What you need to do: Your copy should match the entries exactly, with the pictures left out.

(Available data Opens)

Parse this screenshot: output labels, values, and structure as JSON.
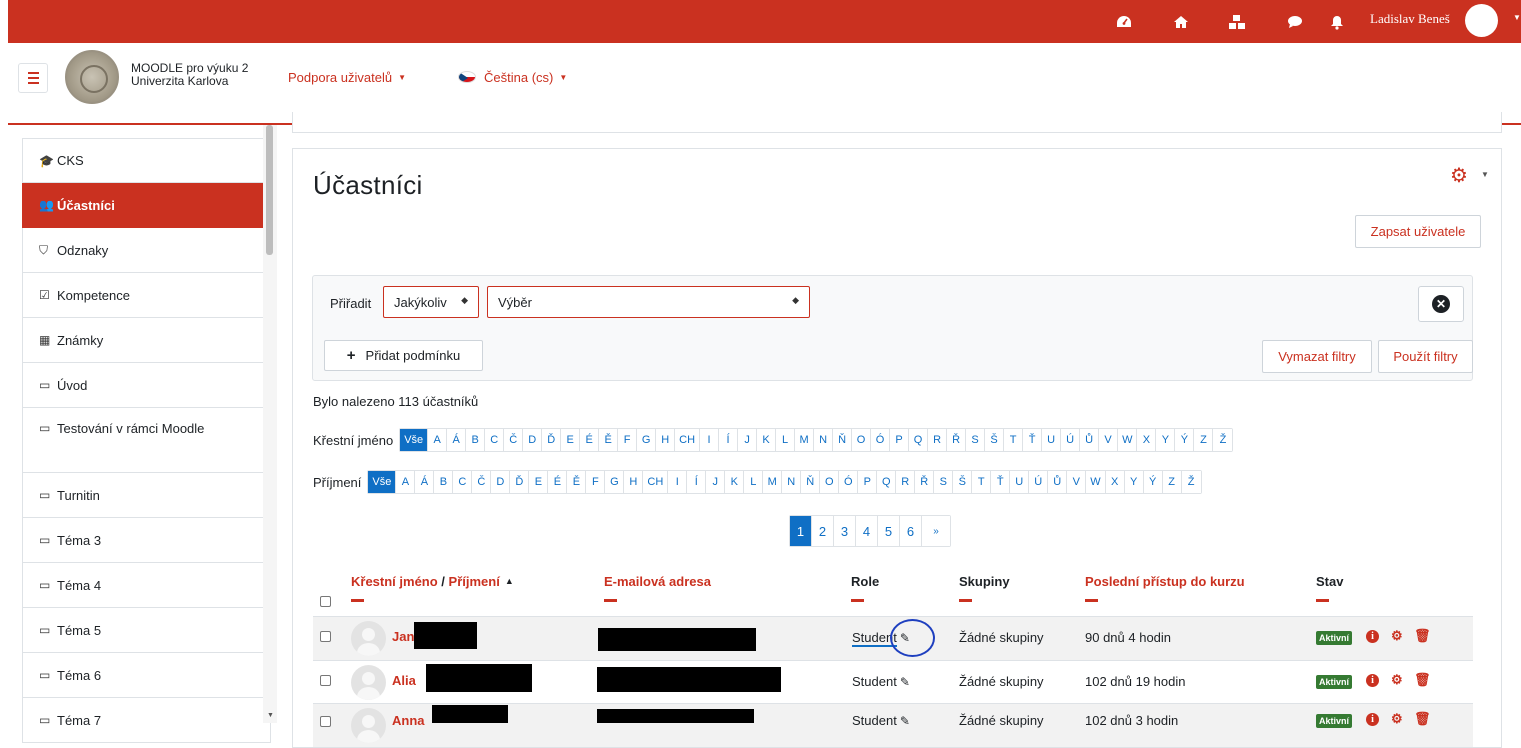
{
  "topbar": {
    "user_name": "Ladislav Beneš",
    "icons": [
      "dashboard-icon",
      "home-icon",
      "cubes-icon",
      "messages-icon",
      "notifications-icon"
    ],
    "accent": "#ca3120"
  },
  "navbar": {
    "site_line1": "MOODLE pro výuku 2",
    "site_line2": "Univerzita Karlova",
    "support_link": "Podpora uživatelů",
    "language_link": "Čeština (cs)"
  },
  "sidebar": {
    "items": [
      {
        "label": "CKS",
        "icon": "graduation-cap-icon"
      },
      {
        "label": "Účastníci",
        "icon": "users-icon",
        "active": true
      },
      {
        "label": "Odznaky",
        "icon": "shield-icon"
      },
      {
        "label": "Kompetence",
        "icon": "checkbox-icon"
      },
      {
        "label": "Známky",
        "icon": "table-icon"
      },
      {
        "label": "Úvod",
        "icon": "folder-icon"
      },
      {
        "label": "Testování v rámci Moodle",
        "icon": "folder-icon"
      },
      {
        "label": "Turnitin",
        "icon": "folder-icon"
      },
      {
        "label": "Téma 3",
        "icon": "folder-icon"
      },
      {
        "label": "Téma 4",
        "icon": "folder-icon"
      },
      {
        "label": "Téma 5",
        "icon": "folder-icon"
      },
      {
        "label": "Téma 6",
        "icon": "folder-icon"
      },
      {
        "label": "Téma 7",
        "icon": "folder-icon"
      }
    ]
  },
  "main": {
    "title": "Účastníci",
    "enrol_button": "Zapsat uživatele",
    "filter": {
      "assign_label": "Přiřadit",
      "match_value": "Jakýkoliv",
      "selection_value": "Výběr",
      "add_condition": "Přidat podmínku",
      "clear_filters": "Vymazat filtry",
      "apply_filters": "Použít filtry"
    },
    "found_text": "Bylo nalezeno 113 účastníků",
    "firstname_label": "Křestní jméno",
    "lastname_label": "Příjmení",
    "initials_all": "Vše",
    "letters": [
      "A",
      "Á",
      "B",
      "C",
      "Č",
      "D",
      "Ď",
      "E",
      "É",
      "Ě",
      "F",
      "G",
      "H",
      "CH",
      "I",
      "Í",
      "J",
      "K",
      "L",
      "M",
      "N",
      "Ň",
      "O",
      "Ó",
      "P",
      "Q",
      "R",
      "Ř",
      "S",
      "Š",
      "T",
      "Ť",
      "U",
      "Ú",
      "Ů",
      "V",
      "W",
      "X",
      "Y",
      "Ý",
      "Z",
      "Ž"
    ],
    "pages": [
      "1",
      "2",
      "3",
      "4",
      "5",
      "6",
      "»"
    ],
    "current_page": "1",
    "table": {
      "col_firstname": "Křestní jméno",
      "col_slash": " / ",
      "col_lastname": "Příjmení",
      "col_email": "E-mailová adresa",
      "col_role": "Role",
      "col_groups": "Skupiny",
      "col_lastaccess": "Poslední přístup do kurzu",
      "col_status": "Stav",
      "rows": [
        {
          "first_name": "Jan",
          "role": "Student",
          "groups": "Žádné skupiny",
          "last_access": "90 dnů 4 hodin",
          "status": "Aktivní"
        },
        {
          "first_name": "Alia",
          "role": "Student",
          "groups": "Žádné skupiny",
          "last_access": "102 dnů 19 hodin",
          "status": "Aktivní"
        },
        {
          "first_name": "Anna",
          "role": "Student",
          "groups": "Žádné skupiny",
          "last_access": "102 dnů 3 hodin",
          "status": "Aktivní"
        }
      ]
    }
  }
}
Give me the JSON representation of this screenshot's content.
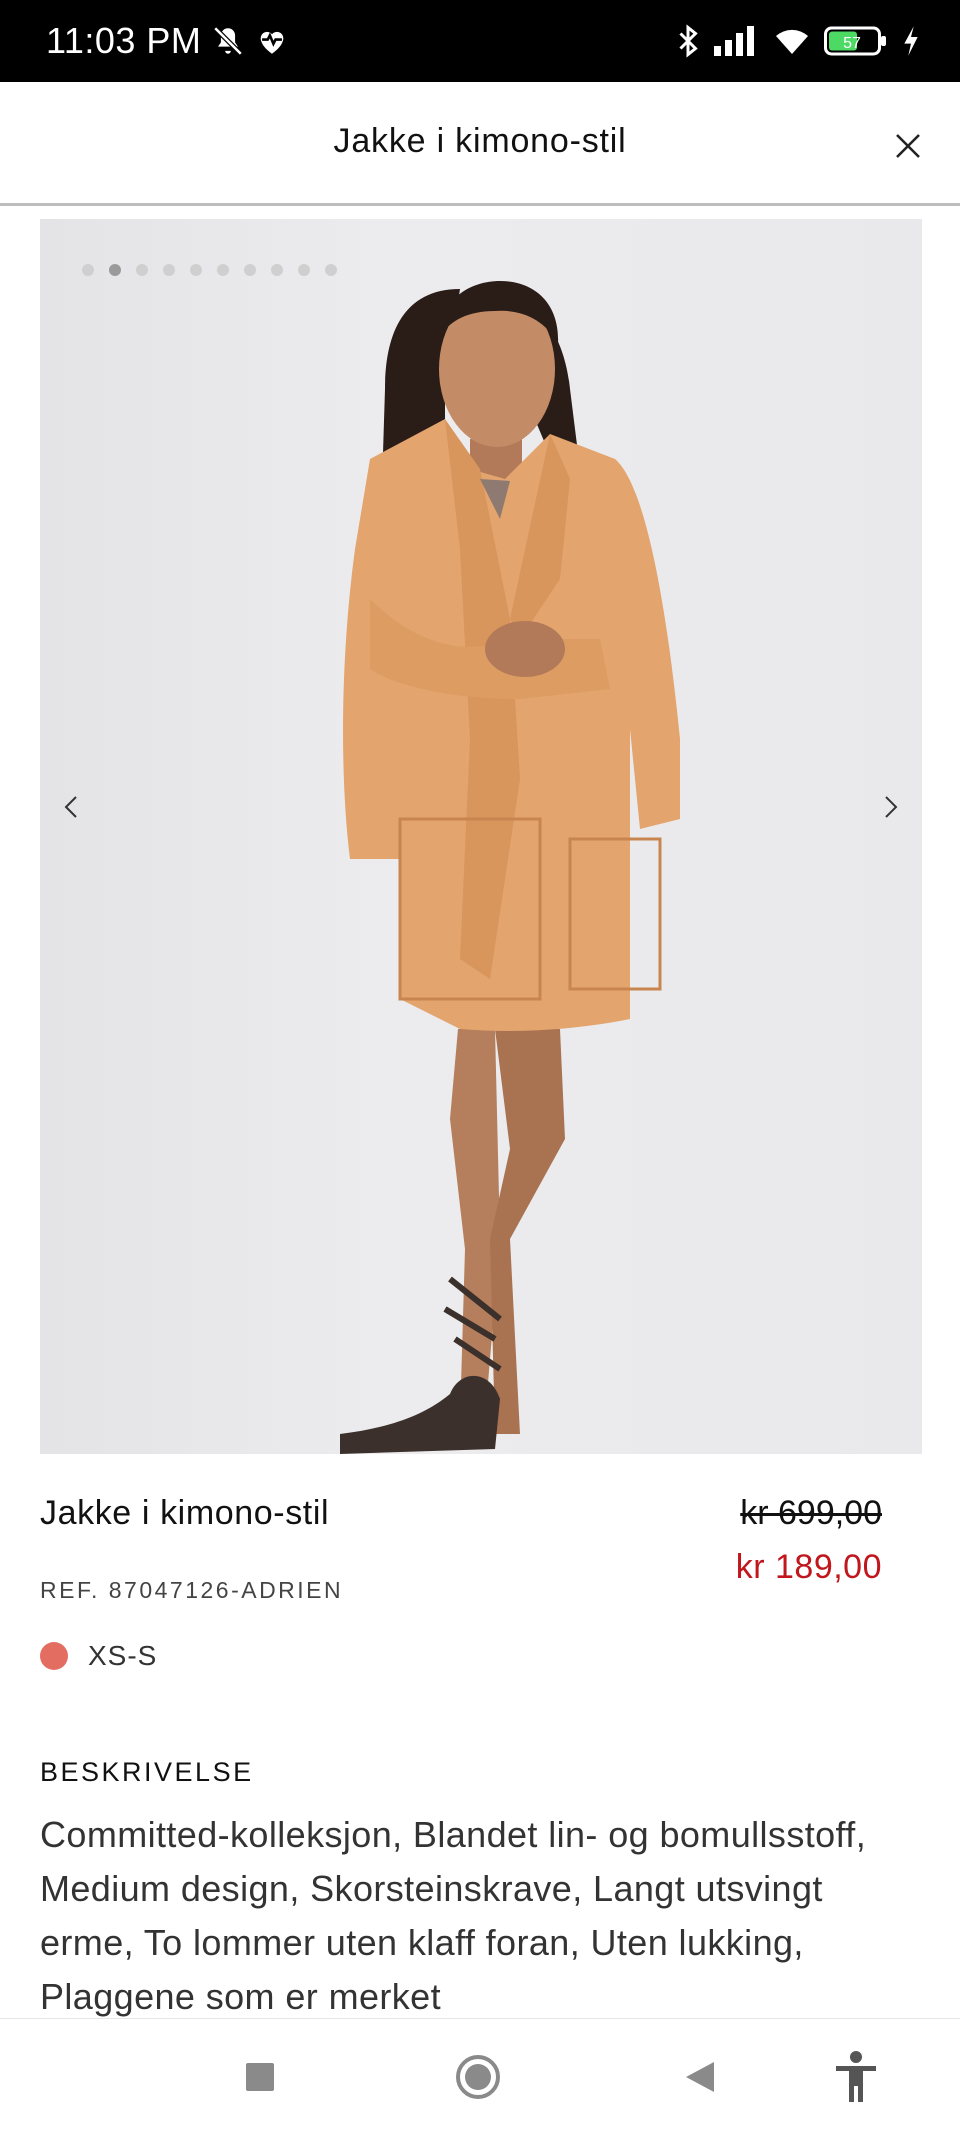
{
  "status_bar": {
    "time": "11:03 PM",
    "battery_level": "57",
    "icons": [
      "bell-off-icon",
      "heart-pulse-icon",
      "bluetooth-icon",
      "signal-icon",
      "wifi-icon",
      "battery-icon",
      "charging-icon"
    ]
  },
  "header": {
    "title": "Jakke i kimono-stil",
    "close_icon": "close-icon"
  },
  "gallery": {
    "image_count": 10,
    "active_index": 1,
    "prev_icon": "chevron-left-icon",
    "next_icon": "chevron-right-icon"
  },
  "product": {
    "title": "Jakke i kimono-stil",
    "old_price": "kr 699,00",
    "new_price": "kr 189,00",
    "ref": "REF. 87047126-ADRIEN",
    "size": "XS-S"
  },
  "description": {
    "heading": "BESKRIVELSE",
    "body": "Committed-kolleksjon, Blandet lin- og bomullsstoff, Medium design, Skorsteinskrave, Langt utsvingt erme, To lommer uten klaff foran, Uten lukking, Plaggene som er merket"
  },
  "colors": {
    "price_sale": "#c0161c",
    "swatch": "#e46d62",
    "garment": "#e3a46e"
  },
  "nav_bar": {
    "icons": [
      "recents-square-icon",
      "home-circle-icon",
      "back-triangle-icon",
      "accessibility-icon"
    ]
  }
}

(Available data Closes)

Answer space:
Parse this screenshot: output labels, values, and structure as JSON.
{
  "topbar": {
    "user_name": "Ladislav Beneš",
    "icons": [
      "dashboard-icon",
      "home-icon",
      "cubes-icon",
      "messages-icon",
      "notifications-icon"
    ],
    "accent": "#ca3120"
  },
  "navbar": {
    "site_line1": "MOODLE pro výuku 2",
    "site_line2": "Univerzita Karlova",
    "support_link": "Podpora uživatelů",
    "language_link": "Čeština (cs)"
  },
  "sidebar": {
    "items": [
      {
        "label": "CKS",
        "icon": "graduation-cap-icon"
      },
      {
        "label": "Účastníci",
        "icon": "users-icon",
        "active": true
      },
      {
        "label": "Odznaky",
        "icon": "shield-icon"
      },
      {
        "label": "Kompetence",
        "icon": "checkbox-icon"
      },
      {
        "label": "Známky",
        "icon": "table-icon"
      },
      {
        "label": "Úvod",
        "icon": "folder-icon"
      },
      {
        "label": "Testování v rámci Moodle",
        "icon": "folder-icon"
      },
      {
        "label": "Turnitin",
        "icon": "folder-icon"
      },
      {
        "label": "Téma 3",
        "icon": "folder-icon"
      },
      {
        "label": "Téma 4",
        "icon": "folder-icon"
      },
      {
        "label": "Téma 5",
        "icon": "folder-icon"
      },
      {
        "label": "Téma 6",
        "icon": "folder-icon"
      },
      {
        "label": "Téma 7",
        "icon": "folder-icon"
      }
    ]
  },
  "main": {
    "title": "Účastníci",
    "enrol_button": "Zapsat uživatele",
    "filter": {
      "assign_label": "Přiřadit",
      "match_value": "Jakýkoliv",
      "selection_value": "Výběr",
      "add_condition": "Přidat podmínku",
      "clear_filters": "Vymazat filtry",
      "apply_filters": "Použít filtry"
    },
    "found_text": "Bylo nalezeno 113 účastníků",
    "firstname_label": "Křestní jméno",
    "lastname_label": "Příjmení",
    "initials_all": "Vše",
    "letters": [
      "A",
      "Á",
      "B",
      "C",
      "Č",
      "D",
      "Ď",
      "E",
      "É",
      "Ě",
      "F",
      "G",
      "H",
      "CH",
      "I",
      "Í",
      "J",
      "K",
      "L",
      "M",
      "N",
      "Ň",
      "O",
      "Ó",
      "P",
      "Q",
      "R",
      "Ř",
      "S",
      "Š",
      "T",
      "Ť",
      "U",
      "Ú",
      "Ů",
      "V",
      "W",
      "X",
      "Y",
      "Ý",
      "Z",
      "Ž"
    ],
    "pages": [
      "1",
      "2",
      "3",
      "4",
      "5",
      "6",
      "»"
    ],
    "current_page": "1",
    "table": {
      "col_firstname": "Křestní jméno",
      "col_slash": " / ",
      "col_lastname": "Příjmení",
      "col_email": "E-mailová adresa",
      "col_role": "Role",
      "col_groups": "Skupiny",
      "col_lastaccess": "Poslední přístup do kurzu",
      "col_status": "Stav",
      "rows": [
        {
          "first_name": "Jan",
          "role": "Student",
          "groups": "Žádné skupiny",
          "last_access": "90 dnů 4 hodin",
          "status": "Aktivní"
        },
        {
          "first_name": "Alia",
          "role": "Student",
          "groups": "Žádné skupiny",
          "last_access": "102 dnů 19 hodin",
          "status": "Aktivní"
        },
        {
          "first_name": "Anna",
          "role": "Student",
          "groups": "Žádné skupiny",
          "last_access": "102 dnů 3 hodin",
          "status": "Aktivní"
        }
      ]
    }
  }
}
Give me the JSON representation of this screenshot's content.
{
  "status_bar": {
    "time": "11:03 PM",
    "battery_level": "57",
    "icons": [
      "bell-off-icon",
      "heart-pulse-icon",
      "bluetooth-icon",
      "signal-icon",
      "wifi-icon",
      "battery-icon",
      "charging-icon"
    ]
  },
  "header": {
    "title": "Jakke i kimono-stil",
    "close_icon": "close-icon"
  },
  "gallery": {
    "image_count": 10,
    "active_index": 1,
    "prev_icon": "chevron-left-icon",
    "next_icon": "chevron-right-icon"
  },
  "product": {
    "title": "Jakke i kimono-stil",
    "old_price": "kr 699,00",
    "new_price": "kr 189,00",
    "ref": "REF. 87047126-ADRIEN",
    "size": "XS-S"
  },
  "description": {
    "heading": "BESKRIVELSE",
    "body": "Committed-kolleksjon, Blandet lin- og bomullsstoff, Medium design, Skorsteinskrave, Langt utsvingt erme, To lommer uten klaff foran, Uten lukking, Plaggene som er merket"
  },
  "colors": {
    "price_sale": "#c0161c",
    "swatch": "#e46d62",
    "garment": "#e3a46e"
  },
  "nav_bar": {
    "icons": [
      "recents-square-icon",
      "home-circle-icon",
      "back-triangle-icon",
      "accessibility-icon"
    ]
  }
}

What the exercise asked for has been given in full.